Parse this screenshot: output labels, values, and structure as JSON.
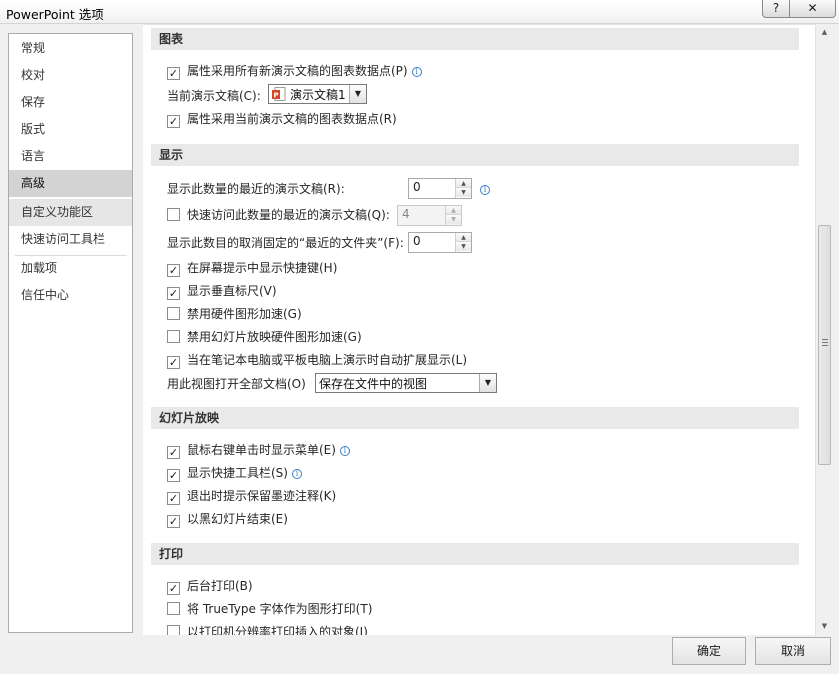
{
  "window": {
    "title": "PowerPoint 选项",
    "help_glyph": "?",
    "close_glyph": "✕"
  },
  "nav": {
    "items": [
      "常规",
      "校对",
      "保存",
      "版式",
      "语言",
      "高级",
      "自定义功能区",
      "快速访问工具栏",
      "加载项",
      "信任中心"
    ],
    "selected": "高级"
  },
  "sections": {
    "chart": {
      "title": "图表",
      "cb_all_new": "属性采用所有新演示文稿的图表数据点(P)",
      "current_label": "当前演示文稿(C):",
      "current_value": "演示文稿1",
      "cb_current": "属性采用当前演示文稿的图表数据点(R)"
    },
    "display": {
      "title": "显示",
      "recent_label": "显示此数量的最近的演示文稿(R):",
      "recent_value": "0",
      "quick_access_label": "快速访问此数量的最近的演示文稿(Q):",
      "quick_access_value": "4",
      "unpinned_label": "显示此数目的取消固定的“最近的文件夹”(F):",
      "unpinned_value": "0",
      "cb_shortcut_keys": "在屏幕提示中显示快捷键(H)",
      "cb_vertical_ruler": "显示垂直标尺(V)",
      "cb_disable_hw_accel": "禁用硬件图形加速(G)",
      "cb_disable_slideshow_hw": "禁用幻灯片放映硬件图形加速(G)",
      "cb_auto_extend": "当在笔记本电脑或平板电脑上演示时自动扩展显示(L)",
      "open_view_label": "用此视图打开全部文档(O)",
      "open_view_value": "保存在文件中的视图"
    },
    "slideshow": {
      "title": "幻灯片放映",
      "cb_right_click": "鼠标右键单击时显示菜单(E)",
      "cb_popup_toolbar": "显示快捷工具栏(S)",
      "cb_keep_ink": "退出时提示保留墨迹注释(K)",
      "cb_end_black": "以黑幻灯片结束(E)"
    },
    "print": {
      "title": "打印",
      "cb_background": "后台打印(B)",
      "cb_truetype": "将 TrueType 字体作为图形打印(T)",
      "cb_printer_res": "以打印机分辨率打印插入的对象(I)"
    }
  },
  "checked_glyph": "✓",
  "footer": {
    "ok": "确定",
    "cancel": "取消"
  },
  "colors": {
    "selected_nav": "#d3d3d3",
    "section_header": "#e9e9e9",
    "info_icon": "#3a7cc7",
    "ppt_icon": "#d24726"
  }
}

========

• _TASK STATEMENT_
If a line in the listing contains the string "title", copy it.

• _RESPONSE TO THE EXERCISE_
    "title": "PowerPoint 选项",
      "title": "图表",
      "title": "显示",
      "title": "幻灯片放映",
      "title": "打印",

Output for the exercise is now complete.